§ **EXERCISE INSTRUCTIONS**
Each line of the records containing "JSON" is to be copied out and returned.

§ **GIVEN RECORDS**
-- Opening Marker --
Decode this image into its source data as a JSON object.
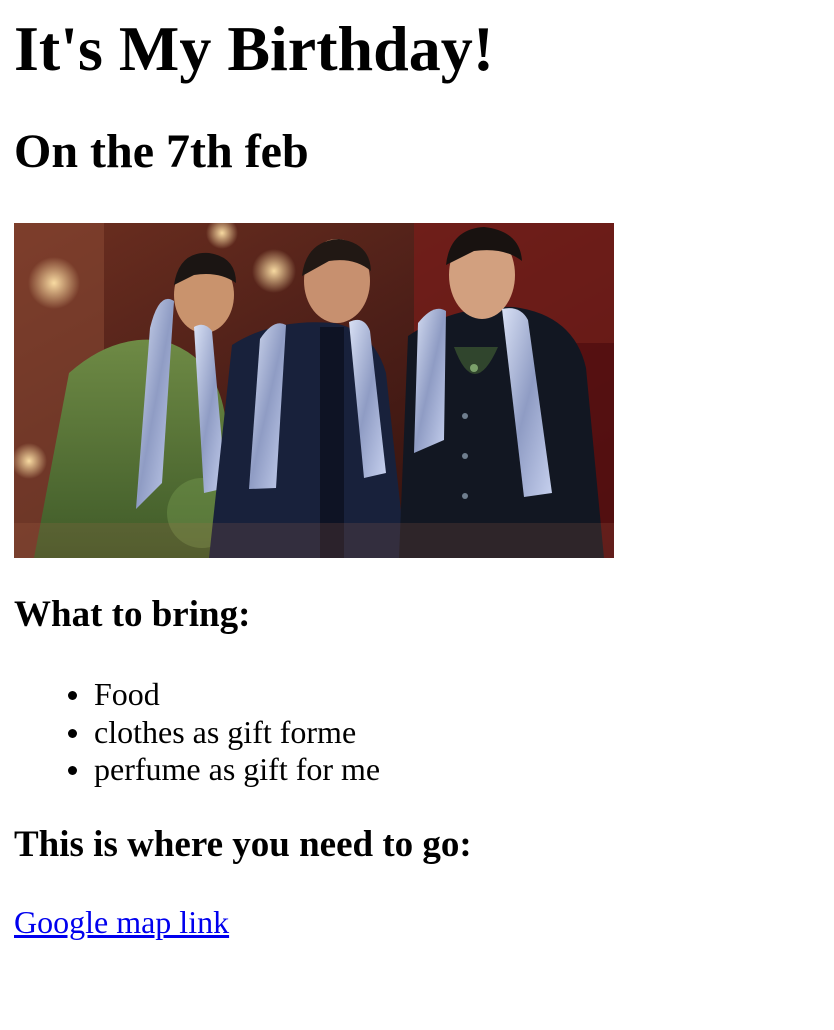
{
  "page": {
    "title": "It's My Birthday!",
    "subtitle": "On the 7th feb",
    "photo": {
      "description_icon": "party-photo",
      "colors": {
        "background_warm": "#6b2418",
        "stage_light": "#f1c27d",
        "green_jacket": "#5d7a3a",
        "navy_suit": "#17203a",
        "black_suit": "#121722",
        "scarf_silver": "#aeb9d8"
      }
    },
    "bring_heading": "What to bring:",
    "bring_items": [
      "Food",
      "clothes as gift forme",
      "perfume as gift for me"
    ],
    "go_heading": "This is where you need to go:",
    "map_link": "Google map link",
    "link_color": "#0000ee"
  }
}
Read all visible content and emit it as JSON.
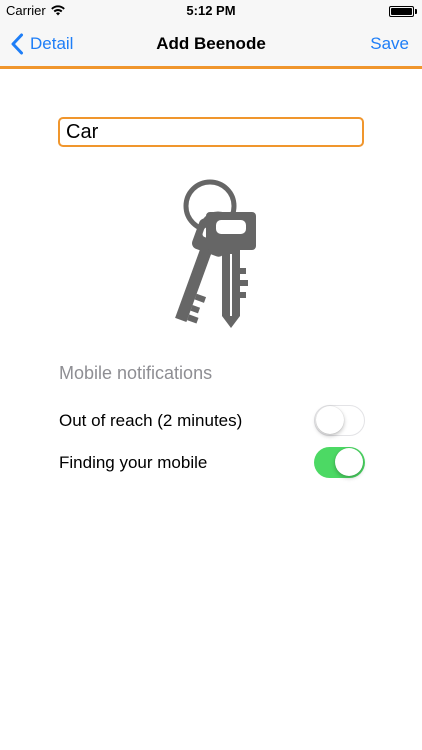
{
  "status_bar": {
    "carrier": "Carrier",
    "time": "5:12 PM",
    "wifi_icon": "wifi-icon",
    "battery_icon": "battery-icon",
    "battery_level": 1.0
  },
  "nav": {
    "back_label": "Detail",
    "title": "Add Beenode",
    "save_label": "Save",
    "back_icon": "chevron-left-icon"
  },
  "form": {
    "name_value": "Car",
    "image_icon": "keys-icon"
  },
  "notifications": {
    "section_label": "Mobile notifications",
    "items": [
      {
        "label": "Out of reach (2 minutes)",
        "enabled": false
      },
      {
        "label": "Finding your mobile",
        "enabled": true
      }
    ]
  },
  "colors": {
    "accent": "#f0962d",
    "link": "#1e7ef7",
    "toggle_on": "#4cd964",
    "icon_gray": "#666666",
    "section_gray": "#8e8e93"
  }
}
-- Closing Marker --
§ **SOLUTION TO THE PROBLEM**
Decode this image into its source data as a JSON object.
Read all visible content and emit it as JSON.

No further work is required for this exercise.